*What the task asks*
Within the material below, how many lines carry the word "letter"? Answer with a single number.

[Opening Records provided section]

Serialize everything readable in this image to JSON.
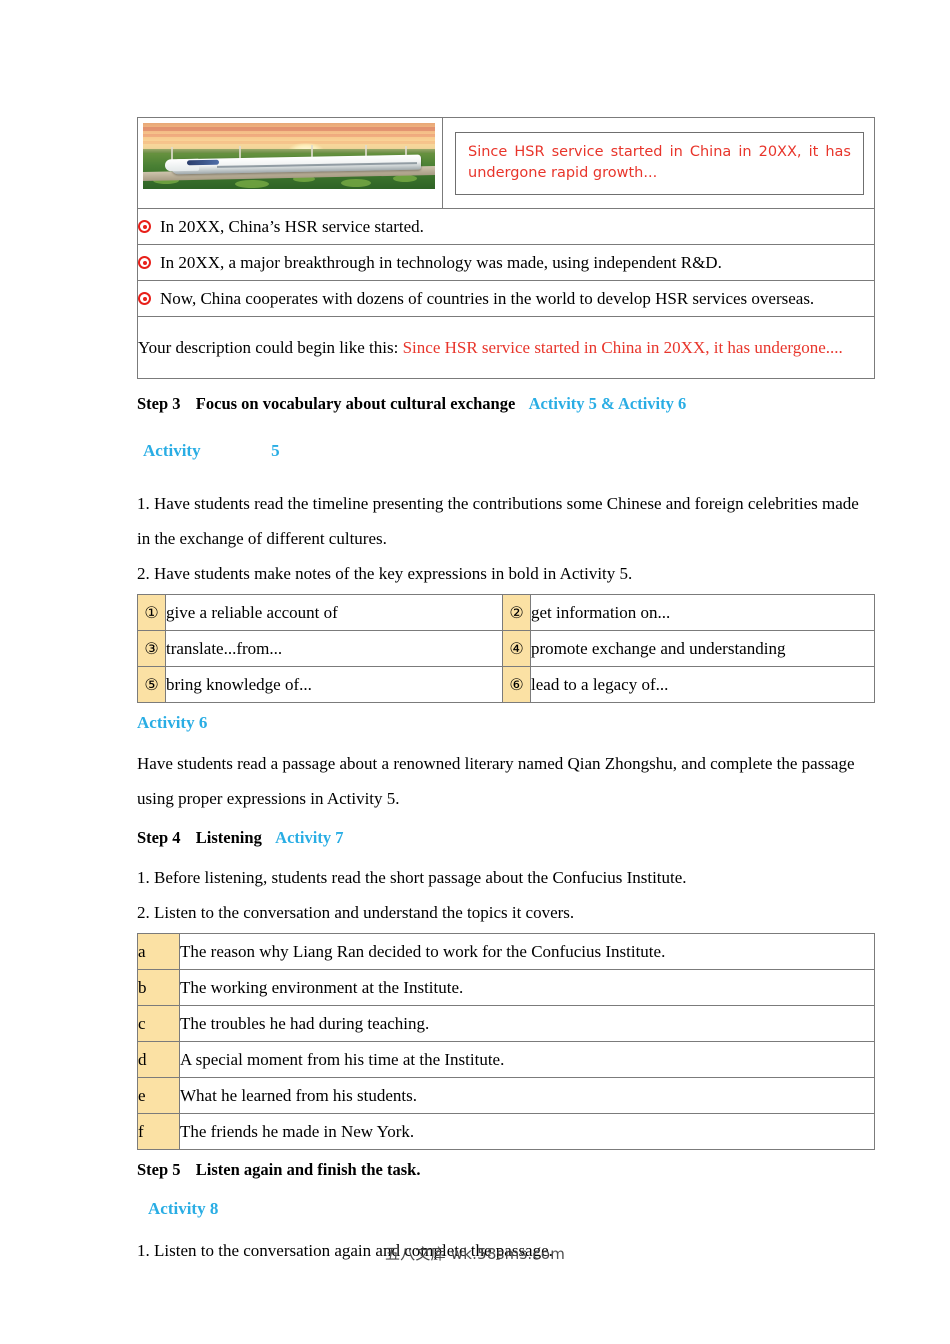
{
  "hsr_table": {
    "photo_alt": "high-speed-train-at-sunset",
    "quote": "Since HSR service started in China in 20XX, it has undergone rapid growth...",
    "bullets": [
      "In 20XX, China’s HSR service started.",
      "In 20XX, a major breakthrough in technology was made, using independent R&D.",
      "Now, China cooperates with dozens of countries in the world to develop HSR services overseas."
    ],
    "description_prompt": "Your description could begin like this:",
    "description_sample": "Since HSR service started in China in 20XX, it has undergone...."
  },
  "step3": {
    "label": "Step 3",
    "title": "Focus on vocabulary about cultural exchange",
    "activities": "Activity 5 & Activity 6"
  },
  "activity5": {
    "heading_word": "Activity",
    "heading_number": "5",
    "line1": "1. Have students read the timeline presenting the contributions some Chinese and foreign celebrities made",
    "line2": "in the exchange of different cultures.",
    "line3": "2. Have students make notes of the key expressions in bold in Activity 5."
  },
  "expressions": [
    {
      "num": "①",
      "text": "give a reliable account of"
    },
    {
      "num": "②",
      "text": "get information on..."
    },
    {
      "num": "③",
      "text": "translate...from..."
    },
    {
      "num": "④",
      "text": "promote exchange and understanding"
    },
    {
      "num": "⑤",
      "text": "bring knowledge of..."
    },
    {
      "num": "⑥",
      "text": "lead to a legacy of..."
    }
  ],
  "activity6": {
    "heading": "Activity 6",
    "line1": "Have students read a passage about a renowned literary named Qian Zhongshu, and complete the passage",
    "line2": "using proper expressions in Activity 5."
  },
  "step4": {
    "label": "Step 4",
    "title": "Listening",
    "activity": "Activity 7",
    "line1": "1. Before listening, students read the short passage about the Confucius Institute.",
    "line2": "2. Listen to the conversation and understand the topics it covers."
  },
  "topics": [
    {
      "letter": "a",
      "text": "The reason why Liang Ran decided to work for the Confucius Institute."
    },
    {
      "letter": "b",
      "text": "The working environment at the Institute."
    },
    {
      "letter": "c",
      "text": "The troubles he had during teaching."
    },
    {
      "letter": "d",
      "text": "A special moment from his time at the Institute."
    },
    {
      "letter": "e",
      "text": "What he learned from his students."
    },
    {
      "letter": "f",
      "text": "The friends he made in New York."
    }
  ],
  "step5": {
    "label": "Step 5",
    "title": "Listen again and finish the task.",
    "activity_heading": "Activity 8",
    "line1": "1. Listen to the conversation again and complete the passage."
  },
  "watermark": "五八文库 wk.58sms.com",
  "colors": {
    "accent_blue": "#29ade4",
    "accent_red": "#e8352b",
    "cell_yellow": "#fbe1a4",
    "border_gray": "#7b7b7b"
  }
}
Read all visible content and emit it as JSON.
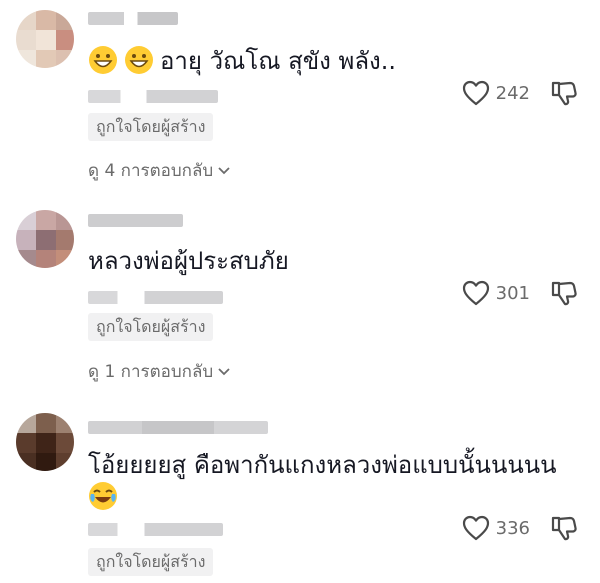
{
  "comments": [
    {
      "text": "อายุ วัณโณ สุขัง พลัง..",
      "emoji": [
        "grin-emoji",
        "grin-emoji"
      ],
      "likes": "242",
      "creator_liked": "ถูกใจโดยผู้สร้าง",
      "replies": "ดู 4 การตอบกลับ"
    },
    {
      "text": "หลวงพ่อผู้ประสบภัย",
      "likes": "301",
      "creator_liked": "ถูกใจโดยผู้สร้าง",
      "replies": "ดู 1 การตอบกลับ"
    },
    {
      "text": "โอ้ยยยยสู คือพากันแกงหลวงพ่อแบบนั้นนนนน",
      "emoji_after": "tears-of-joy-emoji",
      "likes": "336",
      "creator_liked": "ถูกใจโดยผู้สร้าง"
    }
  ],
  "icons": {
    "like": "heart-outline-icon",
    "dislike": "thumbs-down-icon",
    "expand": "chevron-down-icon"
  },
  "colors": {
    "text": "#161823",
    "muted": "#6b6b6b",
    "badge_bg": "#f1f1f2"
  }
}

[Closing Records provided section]
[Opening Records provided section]

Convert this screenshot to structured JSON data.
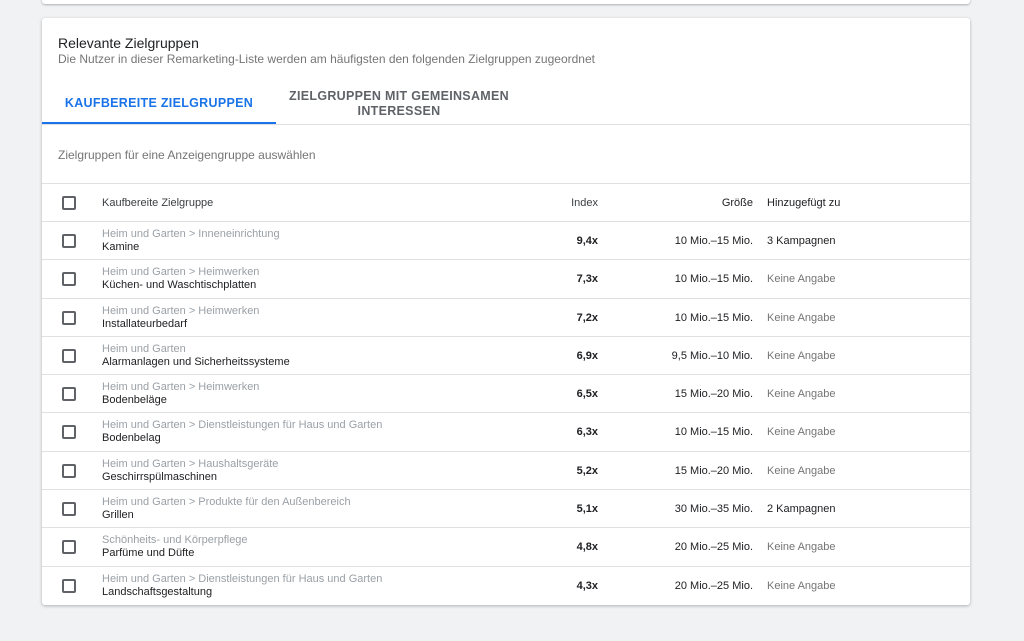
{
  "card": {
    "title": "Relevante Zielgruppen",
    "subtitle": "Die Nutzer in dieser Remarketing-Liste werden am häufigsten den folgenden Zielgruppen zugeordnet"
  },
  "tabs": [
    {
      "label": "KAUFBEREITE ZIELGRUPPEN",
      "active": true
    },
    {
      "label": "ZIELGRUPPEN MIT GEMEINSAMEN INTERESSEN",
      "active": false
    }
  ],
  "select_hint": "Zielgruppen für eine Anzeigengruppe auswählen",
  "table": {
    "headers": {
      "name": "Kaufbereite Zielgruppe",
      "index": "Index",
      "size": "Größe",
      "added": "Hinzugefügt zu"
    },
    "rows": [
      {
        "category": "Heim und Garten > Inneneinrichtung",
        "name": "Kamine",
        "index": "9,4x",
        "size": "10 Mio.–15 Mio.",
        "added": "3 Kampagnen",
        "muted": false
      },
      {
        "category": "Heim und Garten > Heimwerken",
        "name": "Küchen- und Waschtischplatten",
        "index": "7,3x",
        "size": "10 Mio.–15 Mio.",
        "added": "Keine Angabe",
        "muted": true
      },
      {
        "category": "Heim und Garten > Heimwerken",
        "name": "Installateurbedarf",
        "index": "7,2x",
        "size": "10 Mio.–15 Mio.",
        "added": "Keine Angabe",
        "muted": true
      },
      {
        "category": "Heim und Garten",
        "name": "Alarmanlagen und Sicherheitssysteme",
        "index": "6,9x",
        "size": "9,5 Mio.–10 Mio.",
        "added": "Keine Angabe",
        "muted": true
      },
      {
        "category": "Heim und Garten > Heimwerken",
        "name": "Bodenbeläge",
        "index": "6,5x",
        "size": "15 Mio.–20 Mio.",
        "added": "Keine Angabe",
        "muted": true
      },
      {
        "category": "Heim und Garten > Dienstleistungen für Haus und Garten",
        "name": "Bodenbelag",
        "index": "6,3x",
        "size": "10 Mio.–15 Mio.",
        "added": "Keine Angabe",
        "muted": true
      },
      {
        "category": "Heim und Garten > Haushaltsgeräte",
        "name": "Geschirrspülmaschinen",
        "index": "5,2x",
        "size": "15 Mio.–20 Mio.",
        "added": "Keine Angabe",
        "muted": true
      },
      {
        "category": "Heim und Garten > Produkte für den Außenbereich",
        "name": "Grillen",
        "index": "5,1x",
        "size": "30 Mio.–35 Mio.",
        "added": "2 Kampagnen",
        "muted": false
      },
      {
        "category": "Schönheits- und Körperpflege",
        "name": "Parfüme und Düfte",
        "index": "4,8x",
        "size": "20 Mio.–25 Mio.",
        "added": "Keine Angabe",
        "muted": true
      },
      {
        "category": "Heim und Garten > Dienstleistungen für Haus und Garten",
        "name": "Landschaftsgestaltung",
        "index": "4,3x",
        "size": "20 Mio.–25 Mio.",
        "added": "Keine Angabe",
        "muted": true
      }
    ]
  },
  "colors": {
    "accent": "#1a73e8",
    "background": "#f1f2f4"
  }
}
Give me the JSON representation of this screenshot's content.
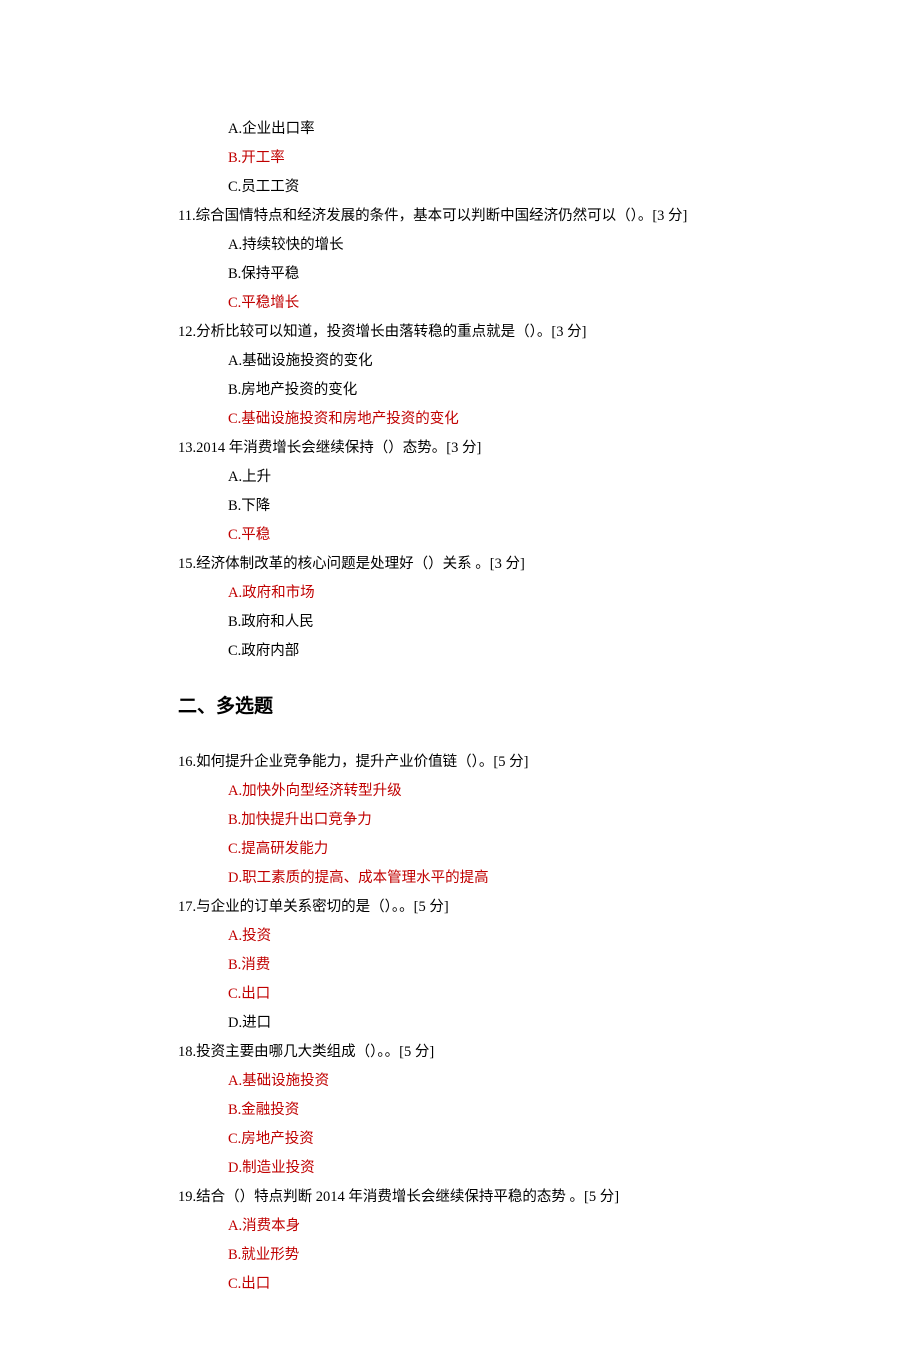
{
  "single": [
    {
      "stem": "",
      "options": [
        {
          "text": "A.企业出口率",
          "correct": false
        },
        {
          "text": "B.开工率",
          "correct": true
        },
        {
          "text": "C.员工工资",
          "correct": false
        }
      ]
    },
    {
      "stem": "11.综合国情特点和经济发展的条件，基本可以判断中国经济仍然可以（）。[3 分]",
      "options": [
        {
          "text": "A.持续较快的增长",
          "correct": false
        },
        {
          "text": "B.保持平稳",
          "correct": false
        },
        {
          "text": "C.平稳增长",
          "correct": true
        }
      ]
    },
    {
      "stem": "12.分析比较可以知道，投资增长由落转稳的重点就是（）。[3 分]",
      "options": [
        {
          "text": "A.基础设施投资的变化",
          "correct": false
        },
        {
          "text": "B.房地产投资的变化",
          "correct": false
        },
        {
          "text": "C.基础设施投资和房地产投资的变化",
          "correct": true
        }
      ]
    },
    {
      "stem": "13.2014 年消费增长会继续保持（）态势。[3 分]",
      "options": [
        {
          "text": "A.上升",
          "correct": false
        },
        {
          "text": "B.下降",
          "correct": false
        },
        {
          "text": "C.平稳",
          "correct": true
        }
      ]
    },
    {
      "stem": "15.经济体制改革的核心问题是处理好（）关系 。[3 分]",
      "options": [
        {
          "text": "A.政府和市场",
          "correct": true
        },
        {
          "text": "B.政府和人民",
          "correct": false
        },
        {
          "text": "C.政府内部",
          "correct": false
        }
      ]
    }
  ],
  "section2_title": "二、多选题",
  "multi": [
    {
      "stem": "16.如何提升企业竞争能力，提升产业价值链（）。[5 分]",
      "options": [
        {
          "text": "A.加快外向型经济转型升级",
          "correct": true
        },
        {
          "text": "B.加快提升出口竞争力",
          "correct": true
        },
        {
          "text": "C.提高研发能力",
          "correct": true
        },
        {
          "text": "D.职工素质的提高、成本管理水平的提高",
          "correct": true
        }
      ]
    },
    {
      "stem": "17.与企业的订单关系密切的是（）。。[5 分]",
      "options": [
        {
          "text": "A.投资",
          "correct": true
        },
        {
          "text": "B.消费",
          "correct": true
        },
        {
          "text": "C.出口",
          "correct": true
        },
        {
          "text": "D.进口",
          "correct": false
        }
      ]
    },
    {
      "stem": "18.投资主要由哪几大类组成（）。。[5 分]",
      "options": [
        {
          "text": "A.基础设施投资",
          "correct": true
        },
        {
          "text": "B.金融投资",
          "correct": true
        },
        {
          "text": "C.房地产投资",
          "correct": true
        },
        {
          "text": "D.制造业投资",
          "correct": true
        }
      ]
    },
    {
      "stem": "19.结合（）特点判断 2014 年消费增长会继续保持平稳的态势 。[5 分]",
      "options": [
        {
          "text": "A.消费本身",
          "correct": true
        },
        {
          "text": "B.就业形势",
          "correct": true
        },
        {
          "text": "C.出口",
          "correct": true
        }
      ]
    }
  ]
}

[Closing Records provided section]

*Answer section*
6